sneaky maneuvers preclude us doing the basic education needed, as though we had an army that could make such manipulations work!

Joe's picture
Submitted by Joe on

I don't care how horrible Roger Stone is. I appreciate you giving me his name and I'm definitely willing to reach out to him if he can provide me information.

Submitted by hipparchia on

I keep wishing there were a way for Corrente to broadcast straight from the site...

broadcast straight from the site? not sure what you mean, but i would love for there to be a corrente radio station of some kind.

hells kitchen's picture
Submitted by hells kitchen on

I know this is off topic, except that it's in response to your comment. This is an important enough issue for a post of its own. Please consider this seriously if you want to add blog radio.

First came embedded video. Only rarely does a blogger provide a written summary of its content. Why bother? You can watch and listen yourself, can't you? Now it's blog radio. Other blogs have added radio to their roster but no one considers that there is a portion of the population that is being ignored by bloggers who radio - hearing impaired audience.

I watch videos with the sound off. I essentially watch body language or the panorama of activity (if it's a crowd scene) to get a sense of the emotional/mood reality, but it only makes sense if there's a summary to explain what I'm looking at.

Why do I watch with the sound off? Have you ever considered that when you can't hear clearly, sound is noise?

Up until video, and now radio, the internet has been an equal opportunity arena for the hearing impaired (and the blind,too). With increasing use of audio/video, that access is being narrowed sharply.

Please do a separate post on the possibility of radio. I want to comment more fully without being off topic.

Thanks

jeffroby's picture
Submitted by jeffroby on

At this point, the task is just to get the word out.

Submitted by Lex on

But i'm still not voting for him if he's going to run as a Democrat. It's the two-party system we have that's thoroughly corrupt, and i cannot see it being changed from the inside. It's not just Obama; it's the machinery. And regardless of the perception of concrete benefits, peace and prosperity, what we see from Obama and Congressional Democrats is not new.

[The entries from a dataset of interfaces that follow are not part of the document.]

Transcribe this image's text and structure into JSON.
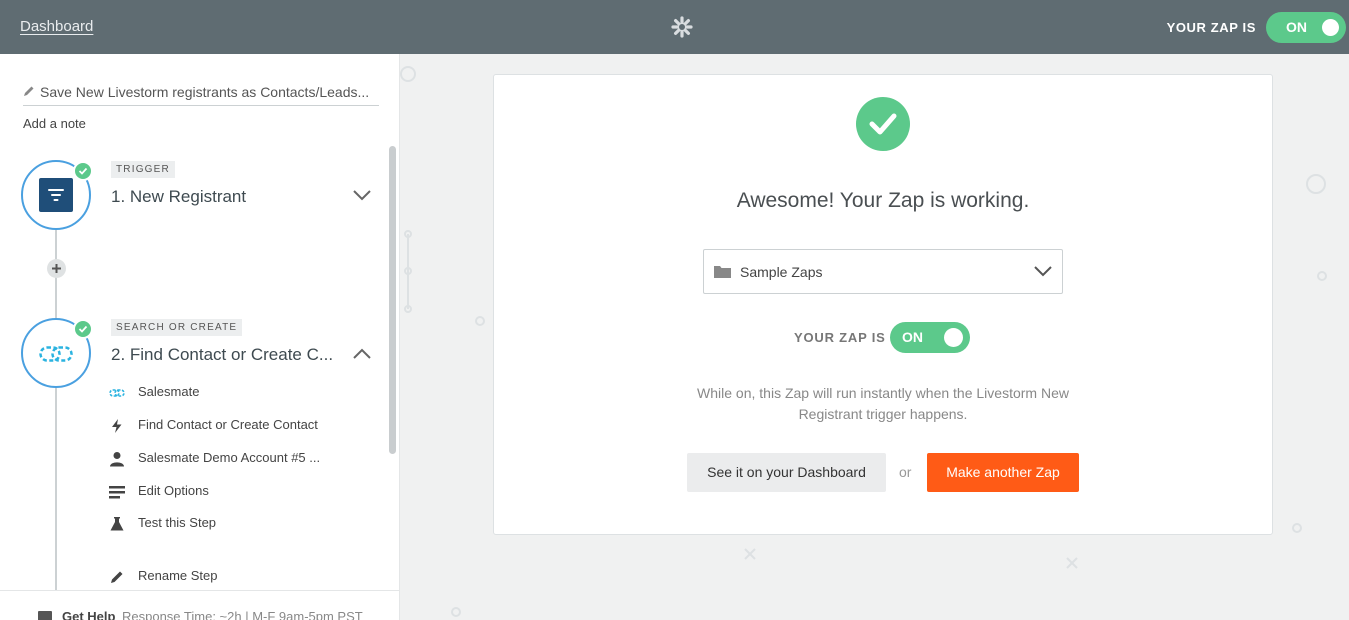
{
  "topbar": {
    "dashboard_link": "Dashboard",
    "zap_is_label": "YOUR ZAP IS",
    "toggle_state": "ON"
  },
  "sidebar": {
    "zap_name": "Save New Livestorm registrants as Contacts/Leads...",
    "add_note": "Add a note",
    "steps": [
      {
        "tag": "TRIGGER",
        "title": "1. New Registrant",
        "icon": "funnel-icon",
        "expanded": false
      },
      {
        "tag": "SEARCH OR CREATE",
        "title": "2. Find Contact or Create C...",
        "icon": "salesmate-icon",
        "expanded": true,
        "items": [
          {
            "icon": "salesmate-icon",
            "label": "Salesmate"
          },
          {
            "icon": "lightning-icon",
            "label": "Find Contact or Create Contact"
          },
          {
            "icon": "user-icon",
            "label": "Salesmate Demo Account #5 ..."
          },
          {
            "icon": "list-icon",
            "label": "Edit Options"
          },
          {
            "icon": "flask-icon",
            "label": "Test this Step"
          },
          {
            "icon": "pencil-icon",
            "label": "Rename Step"
          }
        ]
      }
    ],
    "help": {
      "title": "Get Help",
      "subtitle": "Response Time: ~2h | M-F 9am-5pm PST"
    }
  },
  "card": {
    "headline": "Awesome! Your Zap is working.",
    "folder": "Sample Zaps",
    "zap_is_label": "YOUR ZAP IS",
    "toggle_state": "ON",
    "description": "While on, this Zap will run instantly when the Livestorm New Registrant trigger happens.",
    "dashboard_button": "See it on your Dashboard",
    "or_text": "or",
    "make_button": "Make another Zap"
  },
  "colors": {
    "topbar": "#5f6c72",
    "success": "#5cc98b",
    "accent_orange": "#ff5b16",
    "step_border": "#4aa0e0"
  }
}
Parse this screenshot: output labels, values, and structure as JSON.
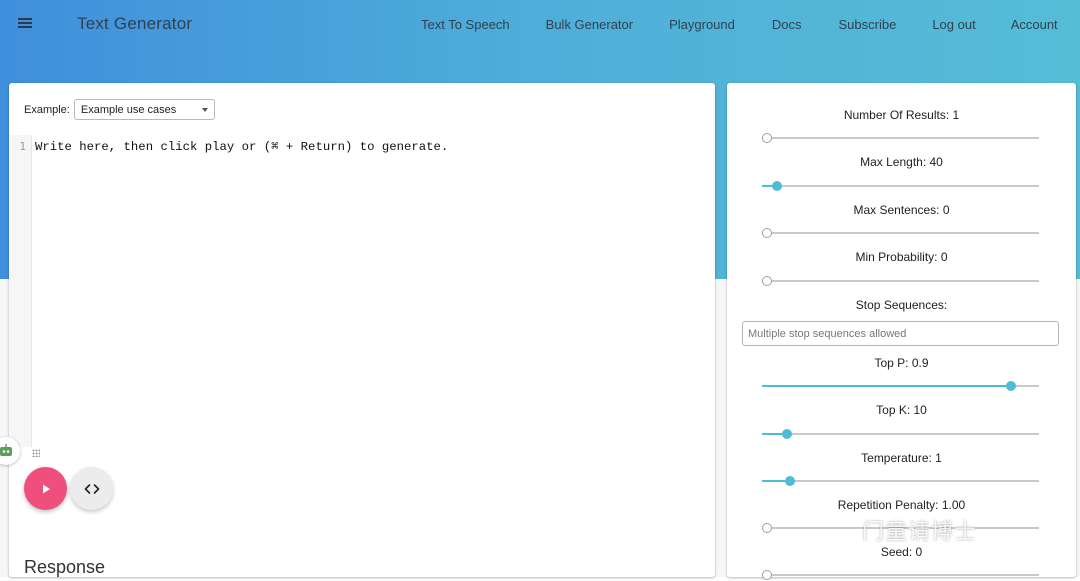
{
  "header": {
    "brand": "Text Generator",
    "nav": [
      {
        "label": "Text To Speech"
      },
      {
        "label": "Bulk Generator"
      },
      {
        "label": "Playground"
      },
      {
        "label": "Docs"
      },
      {
        "label": "Subscribe"
      },
      {
        "label": "Log out"
      },
      {
        "label": "Account"
      }
    ]
  },
  "editor": {
    "example_label": "Example:",
    "example_selected": "Example use cases",
    "line_number": "1",
    "code_text": "Write here, then click play or (⌘ + Return) to generate.",
    "response_title": "Response"
  },
  "params": {
    "num_results": {
      "label": "Number Of Results: 1",
      "fraction": 0.0
    },
    "max_length": {
      "label": "Max Length: 40",
      "fraction": 0.055
    },
    "max_sentences": {
      "label": "Max Sentences: 0",
      "fraction": 0.0
    },
    "min_probability": {
      "label": "Min Probability: 0",
      "fraction": 0.0
    },
    "stop_sequences": {
      "label": "Stop Sequences:",
      "placeholder": "Multiple stop sequences allowed"
    },
    "top_p": {
      "label": "Top P: 0.9",
      "fraction": 0.9
    },
    "top_k": {
      "label": "Top K: 10",
      "fraction": 0.09
    },
    "temperature": {
      "label": "Temperature: 1",
      "fraction": 0.1
    },
    "repetition_penalty": {
      "label": "Repetition Penalty: 1.00",
      "fraction": 0.0
    },
    "seed": {
      "label": "Seed: 0",
      "fraction": 0.0
    }
  },
  "watermark": "门童请博士",
  "colors": {
    "accent": "#4fbcd5",
    "play": "#ef4f7c"
  }
}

I'll vote for him in the primaries, but were he to win (hardy har har) it would require breaking my solemn oath. And that i will not do.

Submitted by Lex on

i got to vote "none of the above" in the MI primary of '08. It wasn't that i wanted to vote for Obama and couldn't. I really wanted to vote for "none of the above," it was the first time in my life i ever got to vote for something instead of against it.

Joe's picture
Submitted by Joe on

I agree with Lex's comment. I will support this dude in the primaries if he's the best candidate to mount a primary campaign, but I do wish he'd just run in the general election as an independent, and skip the stupid primary step, which has no chance of succeeding against Obama's billion bucks.

Running for the general election could at least mean pulling a few percentage points away from Obama, and thus taking him down, and demonstrating that the left has had it.

jeffroby's picture
Submitted by jeffroby on

The requirements for getting on the ballot as an independent are hideous, not quite so bad for getting on the ballot as an independent party, but still terrible if you don't start with ballot status in many states.

While I'm not in love with the Greens, they would get more votes than Tyler possibly could, so if you want to siphon votes from Obama, Green is probably the way to go.

The primary run has a different impact, developing a potential issue-based body within the Democratic Party. Fact is, the Dems are fairly comfortable with people going independent (at least at this stage). Gets these troublemakers out of their hair. But if you look at places like Daily Kos (groan), you'll see they get quite hysterical about the notion of a primary challenge. It hits them where they are vulnerable.

Joe's picture
Submitted by Joe on

Ok, I see why you feel that the primary has additional impact. I somewhat agree but I do worry that, since time is of the essence, and since the financial resources of the left are certainly limited, such a run might also serve to distract from real potential threats to Obama in the actual election.

But, I'm basically with you on this.